Janeen mentioning hairdressing prompted my memory as I can remember him setting and even perming Nana’s hair. He also used to do Roly Barbers hair when they came round for their card evenings on a Friday.
My memories touch on a lot of the same things such as the caravan holidays in Anglesey and then St Bees. Both Janeen and I said we remembered it being decidedly colder at St Bees though. I can remember the struggle they had finding someone to take the caravan off Anglesey and they had to shut the Menai Bridge because the caravan was too wide to go down the right side and the other side was wider.
The family was always at the centre of both Nana and Grandads world. I’m sure most of us here today remember the party at the Cherry’s in Alderley Edge, and how sweet the 4 of us looked in our matching dresses that Nana had made for us. The family have throughout always come together to celebrate the important milestones, their golden wedding anniversary at the British Legion in Wilmslow, their Diamond Wedding at the Pinewood in Handforth, latterly Edna’s 90th birthday and then of course his own 90th birthday. Alongside that the family have supported one another through the not so good times too such as the loss of his first grandchild Timothy, the death of Dad, the passing of his youngest grandchild Joanne and then the sudden death of his daughter Geraldine and of course Nana passing away. It is their unerring belief in family that have kept us close through all these sad events. The fact that his great grand daughter, Natalie, loved to go and see him almost every week is testament to the importance of family being close to all our hearts. His great grandson Ryan also loved going to see him, and that always brought a smile to grandad’s face.
I can remember as a child him and nana caring for both his mother, Granny Porcher and nana’s mum, Granny Bray in their later life. He did this without a grumble.
One thing that no one else noted was his love of a good pint of home brew. I can remember him pouring a bottle into a metal jug each lunch time to have with his dinner and nana would have a glass of her home made wine. Right to the end he used to joke that a drink was the wrong colour when he was given a glass of juice or water, and he was still able to have a drink of whisky most evenings.
I think one of the hardest decisions I had to take was when he was no longer safe to live on his own and needed to go into residential care at the Farmhouse. With hindsight it was one of the best decisions we made as we got our Grandad back as we no longer had to worry about had he got everything he needed and could just sit and talk to him and pull his leg.
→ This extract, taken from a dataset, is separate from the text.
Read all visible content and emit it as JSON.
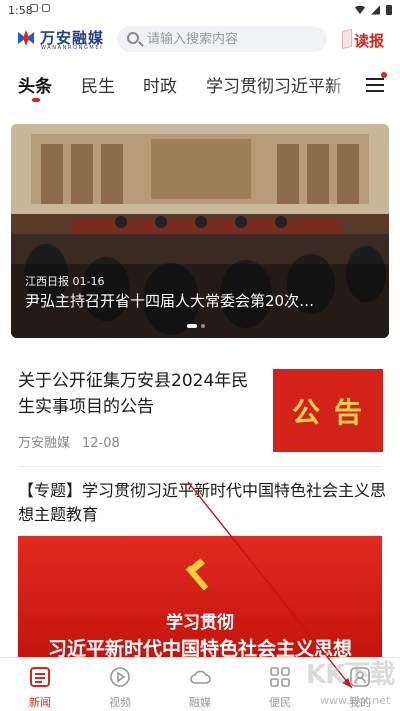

He used to say he was an old nuisance, I’d say yes you’re old but you’re never a nuisance.
The Farmhouse has been his home for the last 4 years and they helped to make them 4 good years for him and us. They agreed to nurse him there to the end, and I know Janeen and I are very grateful for that as it meant we could sit with him in private until he had passed away.
People have been sharing their memories of Grandad in the last week or so, Aunty Sheila said he was the only real Uncle I ever had and I have fond memories of the times Edna and I used to stay at Granny Porchers in the summer holidays and visit and stay with Uncle Albert and Aunty May.
Aunty Vera told me about remembering Nana and Grandad going off on their tandem to Blackpool.
Sandra made me smile when she said her Nan would be telling Grandad off when he got up there as he’d not only lived longer than she managed, but he’d kept her waiting too long! That’s after nana has had her say on the matter first of course!
I think I’ve rambled on enough now, suffice to say, I feel very lucky to have had my grandad in my life for so long and feel very proud to be able to say Albert was my grandad and love the thought that he is waltzing off to the love of his life, May, to be reunited as they should be.